TASK DETAILS:
Each record is to be given again precisely as written.

THE DATA:
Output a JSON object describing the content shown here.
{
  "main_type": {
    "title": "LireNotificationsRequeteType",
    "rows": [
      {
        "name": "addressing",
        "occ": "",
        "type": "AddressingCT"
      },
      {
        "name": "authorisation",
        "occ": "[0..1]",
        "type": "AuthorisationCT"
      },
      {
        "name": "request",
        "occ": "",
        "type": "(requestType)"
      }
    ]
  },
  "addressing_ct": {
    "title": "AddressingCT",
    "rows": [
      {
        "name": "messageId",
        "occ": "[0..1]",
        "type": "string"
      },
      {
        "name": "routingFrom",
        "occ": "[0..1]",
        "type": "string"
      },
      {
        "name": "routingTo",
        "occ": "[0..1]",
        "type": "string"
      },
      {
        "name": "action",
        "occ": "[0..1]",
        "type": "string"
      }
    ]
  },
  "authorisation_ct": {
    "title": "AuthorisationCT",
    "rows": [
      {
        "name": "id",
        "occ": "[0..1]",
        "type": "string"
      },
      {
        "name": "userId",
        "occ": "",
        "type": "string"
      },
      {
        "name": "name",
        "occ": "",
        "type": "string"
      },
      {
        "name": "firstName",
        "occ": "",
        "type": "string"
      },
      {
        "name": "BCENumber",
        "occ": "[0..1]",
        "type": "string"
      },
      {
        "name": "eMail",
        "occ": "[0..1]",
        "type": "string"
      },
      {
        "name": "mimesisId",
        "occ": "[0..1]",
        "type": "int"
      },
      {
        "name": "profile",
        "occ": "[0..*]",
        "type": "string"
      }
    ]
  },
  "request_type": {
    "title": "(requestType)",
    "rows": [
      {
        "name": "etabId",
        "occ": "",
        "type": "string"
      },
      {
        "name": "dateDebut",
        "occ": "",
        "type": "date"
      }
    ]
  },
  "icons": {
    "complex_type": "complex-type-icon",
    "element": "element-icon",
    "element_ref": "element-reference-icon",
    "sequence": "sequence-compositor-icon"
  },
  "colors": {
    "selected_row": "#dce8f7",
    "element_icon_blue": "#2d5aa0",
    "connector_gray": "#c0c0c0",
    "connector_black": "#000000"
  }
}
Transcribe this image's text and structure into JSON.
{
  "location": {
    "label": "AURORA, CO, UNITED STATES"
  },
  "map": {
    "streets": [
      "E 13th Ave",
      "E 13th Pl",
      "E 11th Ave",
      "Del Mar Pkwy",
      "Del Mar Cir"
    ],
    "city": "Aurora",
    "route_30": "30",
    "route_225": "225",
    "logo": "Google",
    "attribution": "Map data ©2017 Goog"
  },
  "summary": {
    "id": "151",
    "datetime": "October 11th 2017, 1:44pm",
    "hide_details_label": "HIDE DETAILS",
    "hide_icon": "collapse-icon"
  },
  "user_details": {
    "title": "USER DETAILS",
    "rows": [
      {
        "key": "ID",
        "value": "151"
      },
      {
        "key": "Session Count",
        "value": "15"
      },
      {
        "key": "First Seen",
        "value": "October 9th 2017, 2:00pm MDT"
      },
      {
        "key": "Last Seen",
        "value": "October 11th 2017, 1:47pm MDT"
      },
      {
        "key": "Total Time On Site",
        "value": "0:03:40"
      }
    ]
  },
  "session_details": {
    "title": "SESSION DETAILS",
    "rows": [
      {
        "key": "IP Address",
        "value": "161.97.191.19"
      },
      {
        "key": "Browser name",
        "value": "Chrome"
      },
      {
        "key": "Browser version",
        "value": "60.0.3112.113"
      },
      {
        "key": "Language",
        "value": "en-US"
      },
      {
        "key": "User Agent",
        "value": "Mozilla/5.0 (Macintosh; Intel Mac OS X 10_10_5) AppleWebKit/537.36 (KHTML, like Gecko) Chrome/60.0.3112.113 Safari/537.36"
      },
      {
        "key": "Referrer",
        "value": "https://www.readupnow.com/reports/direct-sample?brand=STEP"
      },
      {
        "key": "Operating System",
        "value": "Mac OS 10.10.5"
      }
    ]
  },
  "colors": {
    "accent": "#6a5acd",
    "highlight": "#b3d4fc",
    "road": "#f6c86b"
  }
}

EXERCISE RESULT:
Output a JSON object describing the content shown here.
{
  "main_type": {
    "title": "LireNotificationsRequeteType",
    "rows": [
      {
        "name": "addressing",
        "occ": "",
        "type": "AddressingCT"
      },
      {
        "name": "authorisation",
        "occ": "[0..1]",
        "type": "AuthorisationCT"
      },
      {
        "name": "request",
        "occ": "",
        "type": "(requestType)"
      }
    ]
  },
  "addressing_ct": {
    "title": "AddressingCT",
    "rows": [
      {
        "name": "messageId",
        "occ": "[0..1]",
        "type": "string"
      },
      {
        "name": "routingFrom",
        "occ": "[0..1]",
        "type": "string"
      },
      {
        "name": "routingTo",
        "occ": "[0..1]",
        "type": "string"
      },
      {
        "name": "action",
        "occ": "[0..1]",
        "type": "string"
      }
    ]
  },
  "authorisation_ct": {
    "title": "AuthorisationCT",
    "rows": [
      {
        "name": "id",
        "occ": "[0..1]",
        "type": "string"
      },
      {
        "name": "userId",
        "occ": "",
        "type": "string"
      },
      {
        "name": "name",
        "occ": "",
        "type": "string"
      },
      {
        "name": "firstName",
        "occ": "",
        "type": "string"
      },
      {
        "name": "BCENumber",
        "occ": "[0..1]",
        "type": "string"
      },
      {
        "name": "eMail",
        "occ": "[0..1]",
        "type": "string"
      },
      {
        "name": "mimesisId",
        "occ": "[0..1]",
        "type": "int"
      },
      {
        "name": "profile",
        "occ": "[0..*]",
        "type": "string"
      }
    ]
  },
  "request_type": {
    "title": "(requestType)",
    "rows": [
      {
        "name": "etabId",
        "occ": "",
        "type": "string"
      },
      {
        "name": "dateDebut",
        "occ": "",
        "type": "date"
      }
    ]
  },
  "icons": {
    "complex_type": "complex-type-icon",
    "element": "element-icon",
    "element_ref": "element-reference-icon",
    "sequence": "sequence-compositor-icon"
  },
  "colors": {
    "selected_row": "#dce8f7",
    "element_icon_blue": "#2d5aa0",
    "connector_gray": "#c0c0c0",
    "connector_black": "#000000"
  }
}
Transcribe this image's text and structure into JSON.
{
  "location": {
    "label": "AURORA, CO, UNITED STATES"
  },
  "map": {
    "streets": [
      "E 13th Ave",
      "E 13th Pl",
      "E 11th Ave",
      "Del Mar Pkwy",
      "Del Mar Cir"
    ],
    "city": "Aurora",
    "route_30": "30",
    "route_225": "225",
    "logo": "Google",
    "attribution": "Map data ©2017 Goog"
  },
  "summary": {
    "id": "151",
    "datetime": "October 11th 2017, 1:44pm",
    "hide_details_label": "HIDE DETAILS",
    "hide_icon": "collapse-icon"
  },
  "user_details": {
    "title": "USER DETAILS",
    "rows": [
      {
        "key": "ID",
        "value": "151"
      },
      {
        "key": "Session Count",
        "value": "15"
      },
      {
        "key": "First Seen",
        "value": "October 9th 2017, 2:00pm MDT"
      },
      {
        "key": "Last Seen",
        "value": "October 11th 2017, 1:47pm MDT"
      },
      {
        "key": "Total Time On Site",
        "value": "0:03:40"
      }
    ]
  },
  "session_details": {
    "title": "SESSION DETAILS",
    "rows": [
      {
        "key": "IP Address",
        "value": "161.97.191.19"
      },
      {
        "key": "Browser name",
        "value": "Chrome"
      },
      {
        "key": "Browser version",
        "value": "60.0.3112.113"
      },
      {
        "key": "Language",
        "value": "en-US"
      },
      {
        "key": "User Agent",
        "value": "Mozilla/5.0 (Macintosh; Intel Mac OS X 10_10_5) AppleWebKit/537.36 (KHTML, like Gecko) Chrome/60.0.3112.113 Safari/537.36"
      },
      {
        "key": "Referrer",
        "value": "https://www.readupnow.com/reports/direct-sample?brand=STEP"
      },
      {
        "key": "Operating System",
        "value": "Mac OS 10.10.5"
      }
    ]
  },
  "colors": {
    "accent": "#6a5acd",
    "highlight": "#b3d4fc",
    "road": "#f6c86b"
  }
}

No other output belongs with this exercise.